8. Continue your legacy of charitable giving
Most people cut their living expenses in retirement but continue their habits of charitable giving, according to a recent study. We see this a lot with our clients.
If you’ve been a generous giver during your working years, it’s probably important to you to continue supporting your church and favorite charities once you leave your job.
Financial planning for retirement can optimize your charitable giving three ways:
It helps provide the income you need for charitable giving throughout your life
It ensures your estate plan aligns with your legacy goals.
It allows you to reduce your tax burden, if appropriately structured.
While beyond the scope of this article, a qualified charitable distribution strategy can be a powerful strategy to help maximize your charitable donations and reduce taxes!
9. Avoid running out of money
Few things are more frightening than the thought of outliving your resources. Even a seemingly adequate portfolio can be inadequate for your needs if it’s not managed properly, especially if market conditions change.
Retirement planning is important because it can help you avoid running out of money in retirement. Your plan can help you calculate the rate of return you need on your investments, how much risk you should take, and how much income you can safely withdraw from your portfolio.
Working with a financial advisor for retirement means you’ll have the right amount saved when you finally leave work—and that your assets will be managed in a way that protects you against the unexpected so you’re never caught short in a downturn. That’s the ultimate peace of mind.
As you can see, there are many reasons why retirement planning is important.
Achieving your retirement goals takes a proactive approach. If you start planning for retirement early, the better off your retirement will be in the future. If you are nearing retirement, there literally dozens of strategies available to help you make the most of your next 25 years or more.

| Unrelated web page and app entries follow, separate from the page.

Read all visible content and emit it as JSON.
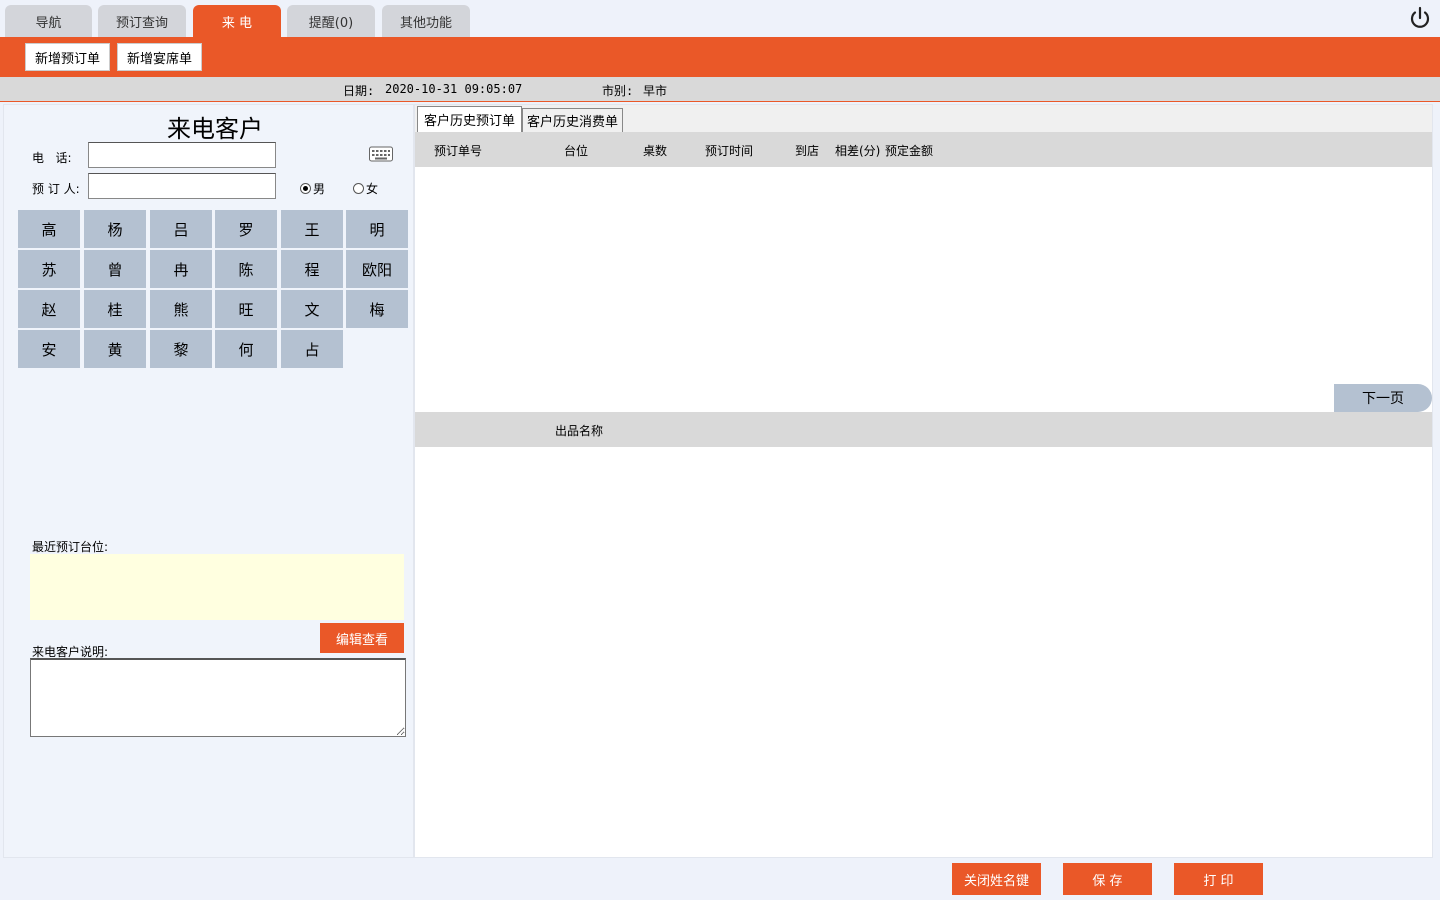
{
  "top_tabs": [
    {
      "label": "导航"
    },
    {
      "label": "预订查询"
    },
    {
      "label": "来 电"
    },
    {
      "label": "提醒(0)"
    },
    {
      "label": "其他功能"
    }
  ],
  "toolbar": {
    "new_booking": "新增预订单",
    "new_banquet": "新增宴席单"
  },
  "info": {
    "date_label": "日期:",
    "date_value": "2020-10-31 09:05:07",
    "market_label": "市别:",
    "market_value": "早市"
  },
  "caller": {
    "title": "来电客户",
    "phone_label": "电   话:",
    "booker_label": "预 订 人:",
    "phone_value": "",
    "booker_value": "",
    "gender_male": "男",
    "gender_female": "女",
    "gender_selected": "男",
    "surnames": [
      "高",
      "杨",
      "吕",
      "罗",
      "王",
      "明",
      "苏",
      "曾",
      "冉",
      "陈",
      "程",
      "欧阳",
      "赵",
      "桂",
      "熊",
      "旺",
      "文",
      "梅",
      "安",
      "黄",
      "黎",
      "何",
      "占"
    ],
    "recent_label": "最近预订台位:",
    "edit_btn": "编辑查看",
    "note_label": "来电客户说明:"
  },
  "history": {
    "tabs": [
      "客户历史预订单",
      "客户历史消费单"
    ],
    "columns": [
      "预订单号",
      "台位",
      "桌数",
      "预订时间",
      "到店",
      "相差(分)",
      "预定金额"
    ],
    "next_page": "下一页",
    "detail_column": "出品名称"
  },
  "footer": {
    "close_surname": "关闭姓名键",
    "save": "保 存",
    "print": "打 印"
  },
  "colors": {
    "accent": "#ea5828",
    "key_bg": "#b4c1d1",
    "recent_bg": "#ffffe0"
  }
}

At Covenant Wealth Advisors, we believe retirement planning is an essential part of your financial wellness. Working together, we help you clarify your expenses, prioritize your goals, and build a portfolio of assets that sustains a long and fruitful retirement. We are independent, fee-only Certified Financial Planners, which means you get unbiased advice and recommendations that align with your values.
If you’re not sure where you are when it comes to retirement—or want to refocus your efforts—schedule a free consultation today. We’ll give you a clear picture of your current finances and help you create a solid plan for the future.
Mark Fonville, CFP®
Mark has over 18 years of experience helping individuals and families invest and plan for retirement. He is a CERTIFIED FINANCIAL PLANNER™ and President of Covenant Wealth Advisors, an award winning wealth management firm in Richmond and Williamsburg, VA.
Disclosures: Covenant Wealth Advisors is a registered investment advisor. Past performance is no guarantee of future returns. Investing involves risk and possible loss of principal capital. The views and opinions expressed in this content are as of the date of the posting, are subject to change based on market and other conditions. This content contains certain statements that may be deemed forward-looking statements. Please note that any such statements are not guarantees of any future performance and actual results or developments may differ materially from those projected. Please note that nothing in this content should be construed as an offer to sell or the solicitation of an offer to purchase an interest in any security or separate account. Nothing is intended to be, and you should not consider anything to be, investment, accounting, tax or legal advice. If you would like accounting, tax or legal advice, you should consult with your own accountants, or attorneys regarding your individual circumstances and needs. No advice may be rendered by Covenant Wealth Advisors unless a client service agreement is in place.